> _Exercise brief_
Reproduce what is written in the records below exactly, and leave out the images.

(Page and application data records)
§

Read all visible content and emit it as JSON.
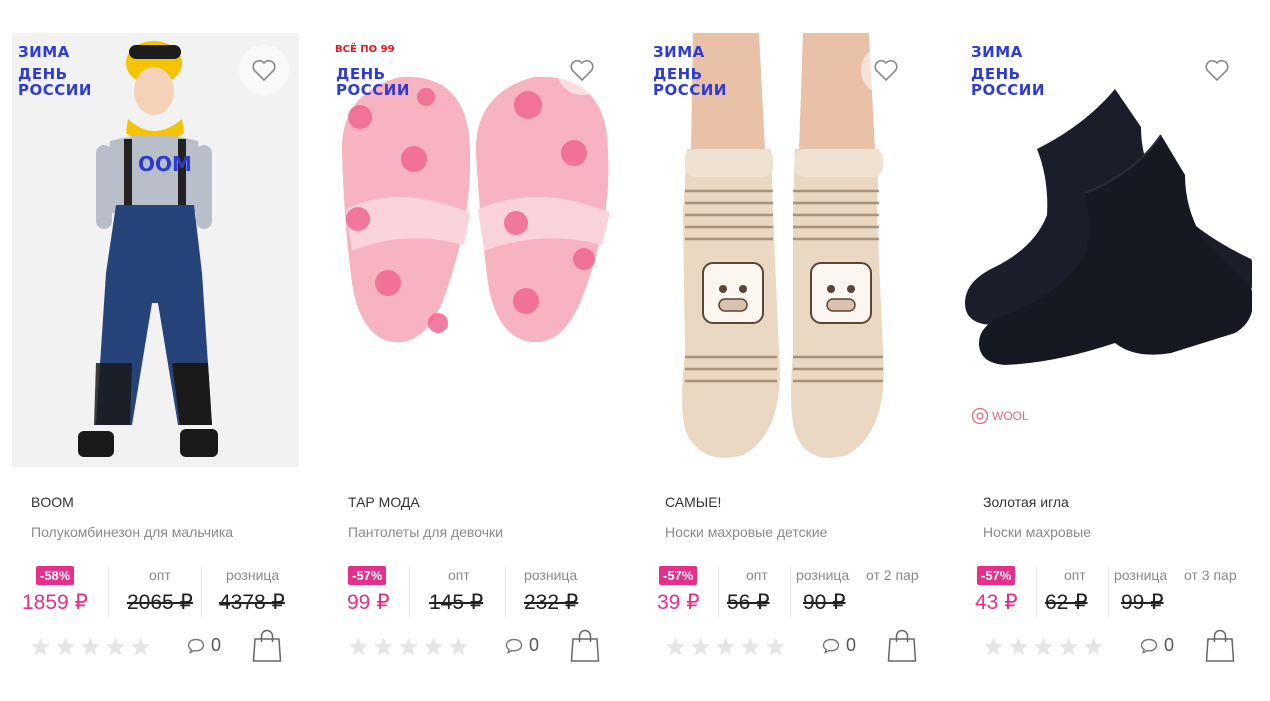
{
  "colors": {
    "accent": "#e5308b",
    "badge_blue": "#2e3bd1",
    "badge_red": "#e3161d"
  },
  "products": [
    {
      "badge_top": "ЗИМА",
      "badge_line1": "ДЕНЬ",
      "badge_line2": "РОССИИ",
      "brand": "BOOM",
      "name": "Полукомбинезон для мальчика",
      "discount": "-58%",
      "price": "1859 ₽",
      "opt_label": "опт",
      "opt_price": "2065 ₽",
      "retail_label": "розница",
      "retail_price": "4378 ₽",
      "extra": "",
      "comments": "0",
      "rating": 0
    },
    {
      "badge_top": "ВСЁ ПО 99",
      "badge_line1": "ДЕНЬ",
      "badge_line2": "РОССИИ",
      "brand": "ТАР МОДА",
      "name": "Пантолеты для девочки",
      "discount": "-57%",
      "price": "99 ₽",
      "opt_label": "опт",
      "opt_price": "145 ₽",
      "retail_label": "розница",
      "retail_price": "232 ₽",
      "extra": "",
      "comments": "0",
      "rating": 0
    },
    {
      "badge_top": "ЗИМА",
      "badge_line1": "ДЕНЬ",
      "badge_line2": "РОССИИ",
      "brand": "САМЫЕ!",
      "name": "Носки махровые детские",
      "discount": "-57%",
      "price": "39 ₽",
      "opt_label": "опт",
      "opt_price": "56 ₽",
      "retail_label": "розница",
      "retail_price": "90 ₽",
      "extra": "от 2 пар",
      "comments": "0",
      "rating": 0
    },
    {
      "badge_top": "ЗИМА",
      "badge_line1": "ДЕНЬ",
      "badge_line2": "РОССИИ",
      "wool_label": "WOOL",
      "brand": "Золотая игла",
      "name": "Носки махровые",
      "discount": "-57%",
      "price": "43 ₽",
      "opt_label": "опт",
      "opt_price": "62 ₽",
      "retail_label": "розница",
      "retail_price": "99 ₽",
      "extra": "от 3 пар",
      "comments": "0",
      "rating": 0
    }
  ],
  "icons": {
    "favorite": "heart-outline-icon",
    "comment": "speech-bubble-icon",
    "cart": "shopping-bag-icon",
    "rating": "star-icon"
  }
}
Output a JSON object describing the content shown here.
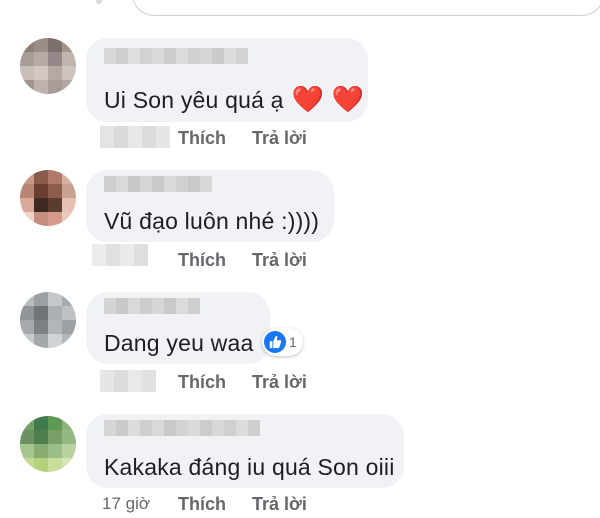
{
  "actions": {
    "like": "Thích",
    "reply": "Trả lời"
  },
  "comments": [
    {
      "text": "Ui Son yêu quá ạ",
      "hearts": "❤️ ❤️",
      "time": ""
    },
    {
      "text": "Vũ đạo luôn nhé :))))",
      "time": ""
    },
    {
      "text": "Dang yeu waa",
      "reaction_count": "1",
      "time": ""
    },
    {
      "text": "Kakaka đáng iu quá Son oiii",
      "time": "17 giờ"
    }
  ],
  "colors": {
    "bubble": "#f0f2f5",
    "meta": "#65676b",
    "like_blue": "#1877f2",
    "heart": "#e0245e"
  },
  "icons": [
    "thumbs-up-icon",
    "heart-icon"
  ]
}
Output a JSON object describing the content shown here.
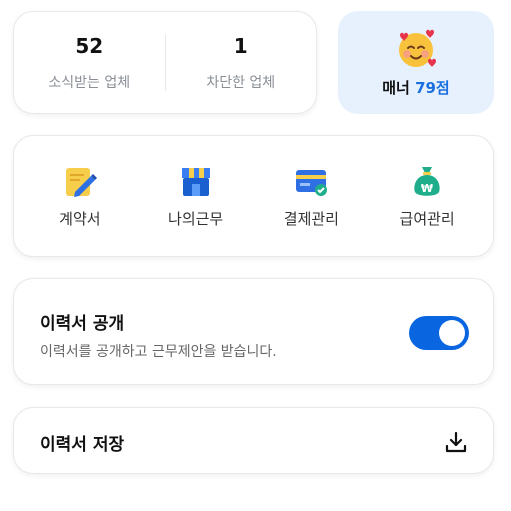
{
  "stats": {
    "subscribed_count": "52",
    "subscribed_label": "소식받는 업체",
    "blocked_count": "1",
    "blocked_label": "차단한 업체"
  },
  "manner": {
    "prefix": "매너 ",
    "score": "79점",
    "icon": "smiling-face-with-hearts-icon"
  },
  "menu": {
    "items": [
      {
        "label": "계약서",
        "icon": "contract-pencil-icon"
      },
      {
        "label": "나의근무",
        "icon": "store-icon"
      },
      {
        "label": "결제관리",
        "icon": "credit-card-icon"
      },
      {
        "label": "급여관리",
        "icon": "money-bag-icon"
      }
    ]
  },
  "resume_public": {
    "title": "이력서 공개",
    "description": "이력서를 공개하고 근무제안을 받습니다.",
    "toggle_on": true
  },
  "resume_save": {
    "title": "이력서 저장",
    "icon": "download-icon"
  },
  "colors": {
    "accent": "#0a66e0",
    "manner_bg": "#e7f1fe",
    "score": "#1a6fe0"
  }
}
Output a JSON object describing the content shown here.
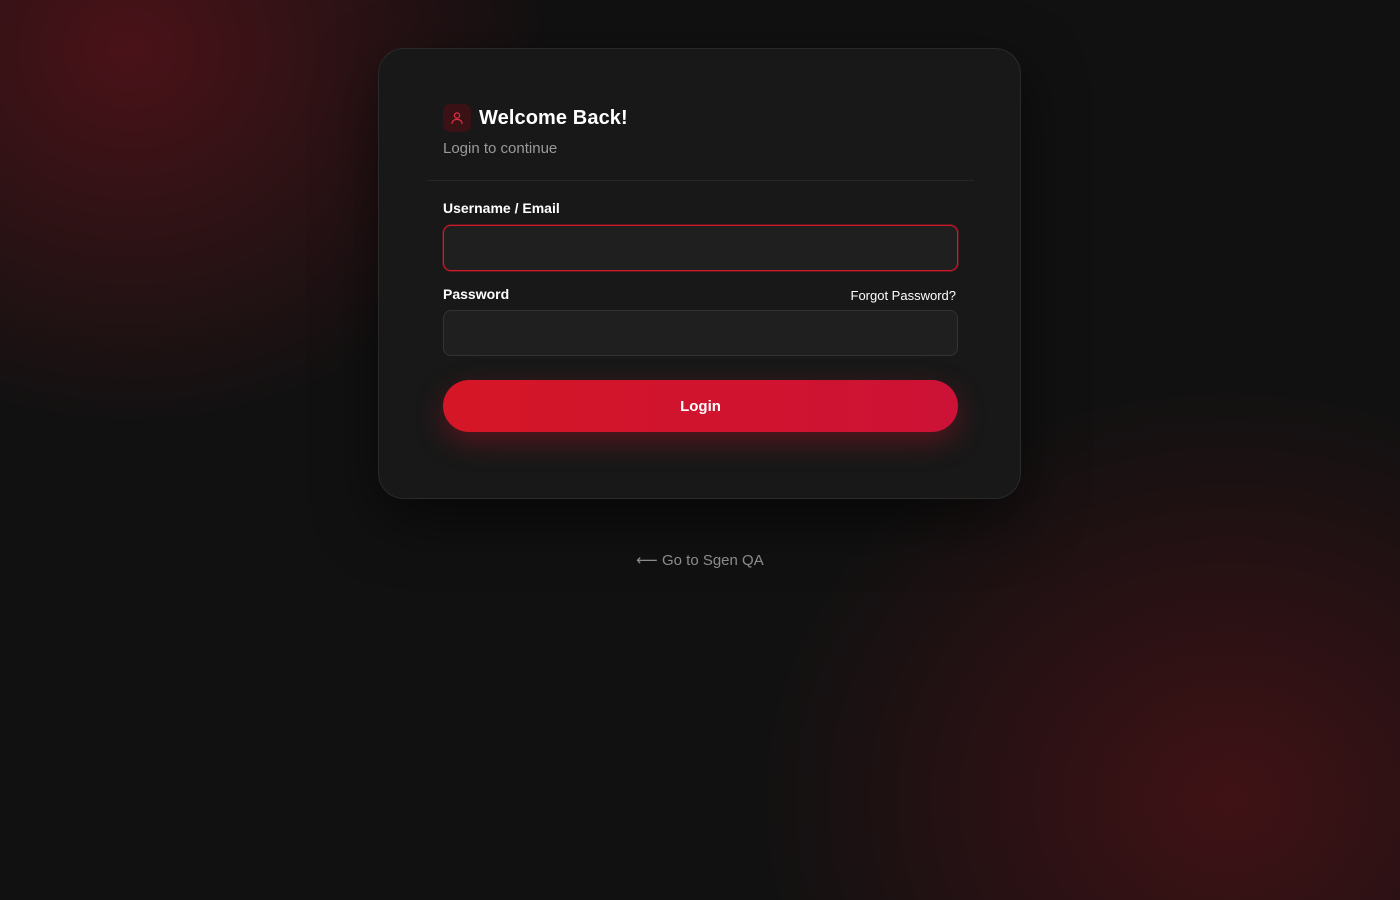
{
  "header": {
    "title": "Welcome Back!",
    "subtitle": "Login to continue",
    "icon": "user-icon"
  },
  "form": {
    "username": {
      "label": "Username / Email",
      "value": "",
      "placeholder": ""
    },
    "password": {
      "label": "Password",
      "value": "",
      "placeholder": ""
    },
    "forgot_label": "Forgot Password?",
    "submit_label": "Login"
  },
  "footer": {
    "back_arrow": "⟵",
    "back_label": "Go to Sgen QA"
  },
  "colors": {
    "accent": "#d51626",
    "background": "#111111",
    "card": "#181818"
  }
}
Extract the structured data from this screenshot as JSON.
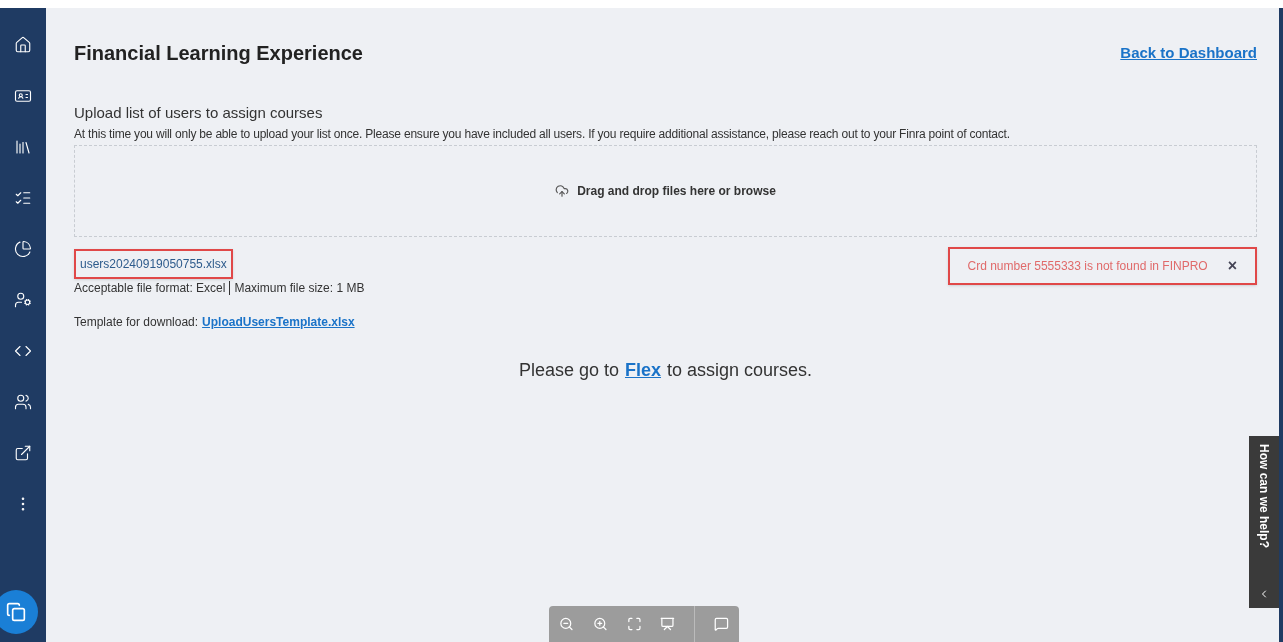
{
  "page": {
    "title": "Financial Learning Experience",
    "back_link": "Back to Dashboard"
  },
  "upload": {
    "heading": "Upload list of users to assign courses",
    "notice": "At this time you will only be able to upload your list once. Please ensure you have included all users. If you require additional assistance, please reach out to your Finra point of contact.",
    "dropzone": "Drag and drop files here or browse"
  },
  "file": {
    "name": "users20240919050755.xlsx",
    "highlighted": true
  },
  "error": {
    "message": "Crd number 5555333 is not found in FINPRO",
    "close": "×",
    "highlighted": true
  },
  "formats": {
    "format": "Acceptable file format: Excel",
    "size": "Maximum file size: 1 MB"
  },
  "template": {
    "label": "Template for download:",
    "link": "UploadUsersTemplate.xlsx"
  },
  "flex_message": {
    "before": "Please go to",
    "link": "Flex",
    "after": "to assign courses."
  },
  "help_tab": {
    "label": "How can we help?"
  }
}
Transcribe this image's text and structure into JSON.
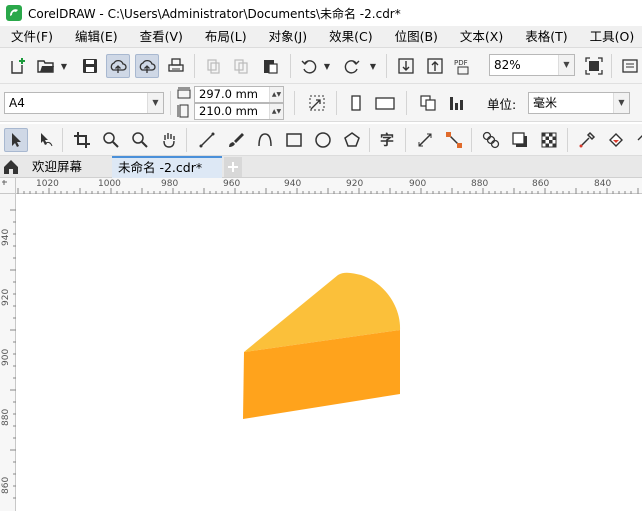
{
  "window": {
    "title": "CorelDRAW - C:\\Users\\Administrator\\Documents\\未命名 -2.cdr*"
  },
  "menu": [
    {
      "label": "文件(F)"
    },
    {
      "label": "编辑(E)"
    },
    {
      "label": "查看(V)"
    },
    {
      "label": "布局(L)"
    },
    {
      "label": "对象(J)"
    },
    {
      "label": "效果(C)"
    },
    {
      "label": "位图(B)"
    },
    {
      "label": "文本(X)"
    },
    {
      "label": "表格(T)"
    },
    {
      "label": "工具(O)"
    }
  ],
  "standard_toolbar": {
    "zoom_value": "82%"
  },
  "property_bar": {
    "page_size": "A4",
    "width_value": "297.0 mm",
    "height_value": "210.0 mm",
    "units_label": "单位:",
    "units_value": "毫米"
  },
  "tabs": [
    {
      "label": "欢迎屏幕"
    },
    {
      "label": "未命名 -2.cdr*"
    }
  ],
  "ruler": {
    "horizontal_labels": [
      "1020",
      "1000",
      "980",
      "960",
      "940",
      "920",
      "900",
      "880",
      "860",
      "840"
    ],
    "vertical_labels": [
      "940",
      "920",
      "900",
      "880",
      "860"
    ]
  },
  "colors": {
    "cheese_top": "#FBC03A",
    "cheese_side": "#FFA31C",
    "accent": "#4a90d9"
  }
}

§

> _Exercise result_
Read all visible content and emit it as JSON.
{
  "colors": {
    "accent": "#e5308b",
    "badge_blue": "#2e3bd1",
    "badge_red": "#e3161d"
  },
  "products": [
    {
      "badge_top": "ЗИМА",
      "badge_line1": "ДЕНЬ",
      "badge_line2": "РОССИИ",
      "brand": "BOOM",
      "name": "Полукомбинезон для мальчика",
      "discount": "-58%",
      "price": "1859 ₽",
      "opt_label": "опт",
      "opt_price": "2065 ₽",
      "retail_label": "розница",
      "retail_price": "4378 ₽",
      "extra": "",
      "comments": "0",
      "rating": 0
    },
    {
      "badge_top": "ВСЁ ПО 99",
      "badge_line1": "ДЕНЬ",
      "badge_line2": "РОССИИ",
      "brand": "ТАР МОДА",
      "name": "Пантолеты для девочки",
      "discount": "-57%",
      "price": "99 ₽",
      "opt_label": "опт",
      "opt_price": "145 ₽",
      "retail_label": "розница",
      "retail_price": "232 ₽",
      "extra": "",
      "comments": "0",
      "rating": 0
    },
    {
      "badge_top": "ЗИМА",
      "badge_line1": "ДЕНЬ",
      "badge_line2": "РОССИИ",
      "brand": "САМЫЕ!",
      "name": "Носки махровые детские",
      "discount": "-57%",
      "price": "39 ₽",
      "opt_label": "опт",
      "opt_price": "56 ₽",
      "retail_label": "розница",
      "retail_price": "90 ₽",
      "extra": "от 2 пар",
      "comments": "0",
      "rating": 0
    },
    {
      "badge_top": "ЗИМА",
      "badge_line1": "ДЕНЬ",
      "badge_line2": "РОССИИ",
      "wool_label": "WOOL",
      "brand": "Золотая игла",
      "name": "Носки махровые",
      "discount": "-57%",
      "price": "43 ₽",
      "opt_label": "опт",
      "opt_price": "62 ₽",
      "retail_label": "розница",
      "retail_price": "99 ₽",
      "extra": "от 3 пар",
      "comments": "0",
      "rating": 0
    }
  ],
  "icons": {
    "favorite": "heart-outline-icon",
    "comment": "speech-bubble-icon",
    "cart": "shopping-bag-icon",
    "rating": "star-icon"
  }
}
Output a JSON object describing the content shown here.
{
  "actions": {
    "like": "Thích",
    "reply": "Trả lời"
  },
  "comments": [
    {
      "text": "Ui Son yêu quá ạ",
      "hearts": "❤️ ❤️",
      "time": ""
    },
    {
      "text": "Vũ đạo luôn nhé :))))",
      "time": ""
    },
    {
      "text": "Dang yeu waa",
      "reaction_count": "1",
      "time": ""
    },
    {
      "text": "Kakaka đáng iu quá Son oiii",
      "time": "17 giờ"
    }
  ],
  "colors": {
    "bubble": "#f0f2f5",
    "meta": "#65676b",
    "like_blue": "#1877f2",
    "heart": "#e0245e"
  },
  "icons": [
    "thumbs-up-icon",
    "heart-icon"
  ]
}
Output a JSON object describing the content shown here.
{
  "stats": {
    "subscribed_count": "52",
    "subscribed_label": "소식받는 업체",
    "blocked_count": "1",
    "blocked_label": "차단한 업체"
  },
  "manner": {
    "prefix": "매너 ",
    "score": "79점",
    "icon": "smiling-face-with-hearts-icon"
  },
  "menu": {
    "items": [
      {
        "label": "계약서",
        "icon": "contract-pencil-icon"
      },
      {
        "label": "나의근무",
        "icon": "store-icon"
      },
      {
        "label": "결제관리",
        "icon": "credit-card-icon"
      },
      {
        "label": "급여관리",
        "icon": "money-bag-icon"
      }
    ]
  },
  "resume_public": {
    "title": "이력서 공개",
    "description": "이력서를 공개하고 근무제안을 받습니다.",
    "toggle_on": true
  },
  "resume_save": {
    "title": "이력서 저장",
    "icon": "download-icon"
  },
  "colors": {
    "accent": "#0a66e0",
    "manner_bg": "#e7f1fe",
    "score": "#1a6fe0"
  }
}
Output a JSON object describing the content shown here.
{
  "header": {
    "title": "Welcome Back!",
    "subtitle": "Login to continue",
    "icon": "user-icon"
  },
  "form": {
    "username": {
      "label": "Username / Email",
      "value": "",
      "placeholder": ""
    },
    "password": {
      "label": "Password",
      "value": "",
      "placeholder": ""
    },
    "forgot_label": "Forgot Password?",
    "submit_label": "Login"
  },
  "footer": {
    "back_arrow": "⟵",
    "back_label": "Go to Sgen QA"
  },
  "colors": {
    "accent": "#d51626",
    "background": "#111111",
    "card": "#181818"
  }
}
Extract the structured data from this screenshot as JSON.
{
  "page": {
    "title": "Financial Learning Experience",
    "back_link": "Back to Dashboard"
  },
  "upload": {
    "heading": "Upload list of users to assign courses",
    "notice": "At this time you will only be able to upload your list once. Please ensure you have included all users. If you require additional assistance, please reach out to your Finra point of contact.",
    "dropzone": "Drag and drop files here or browse"
  },
  "file": {
    "name": "users20240919050755.xlsx",
    "highlighted": true
  },
  "error": {
    "message": "Crd number 5555333 is not found in FINPRO",
    "close": "×",
    "highlighted": true
  },
  "formats": {
    "format": "Acceptable file format: Excel",
    "size": "Maximum file size: 1 MB"
  },
  "template": {
    "label": "Template for download:",
    "link": "UploadUsersTemplate.xlsx"
  },
  "flex_message": {
    "before": "Please go to",
    "link": "Flex",
    "after": "to assign courses."
  },
  "help_tab": {
    "label": "How can we help?"
  }
}
Transcribe this image's text and structure into JSON.
{
  "window": {
    "title": "CorelDRAW - C:\\Users\\Administrator\\Documents\\未命名 -2.cdr*"
  },
  "menu": [
    {
      "label": "文件(F)"
    },
    {
      "label": "编辑(E)"
    },
    {
      "label": "查看(V)"
    },
    {
      "label": "布局(L)"
    },
    {
      "label": "对象(J)"
    },
    {
      "label": "效果(C)"
    },
    {
      "label": "位图(B)"
    },
    {
      "label": "文本(X)"
    },
    {
      "label": "表格(T)"
    },
    {
      "label": "工具(O)"
    }
  ],
  "standard_toolbar": {
    "zoom_value": "82%"
  },
  "property_bar": {
    "page_size": "A4",
    "width_value": "297.0 mm",
    "height_value": "210.0 mm",
    "units_label": "单位:",
    "units_value": "毫米"
  },
  "tabs": [
    {
      "label": "欢迎屏幕"
    },
    {
      "label": "未命名 -2.cdr*"
    }
  ],
  "ruler": {
    "horizontal_labels": [
      "1020",
      "1000",
      "980",
      "960",
      "940",
      "920",
      "900",
      "880",
      "860",
      "840"
    ],
    "vertical_labels": [
      "940",
      "920",
      "900",
      "880",
      "860"
    ]
  },
  "colors": {
    "cheese_top": "#FBC03A",
    "cheese_side": "#FFA31C",
    "accent": "#4a90d9"
  }
}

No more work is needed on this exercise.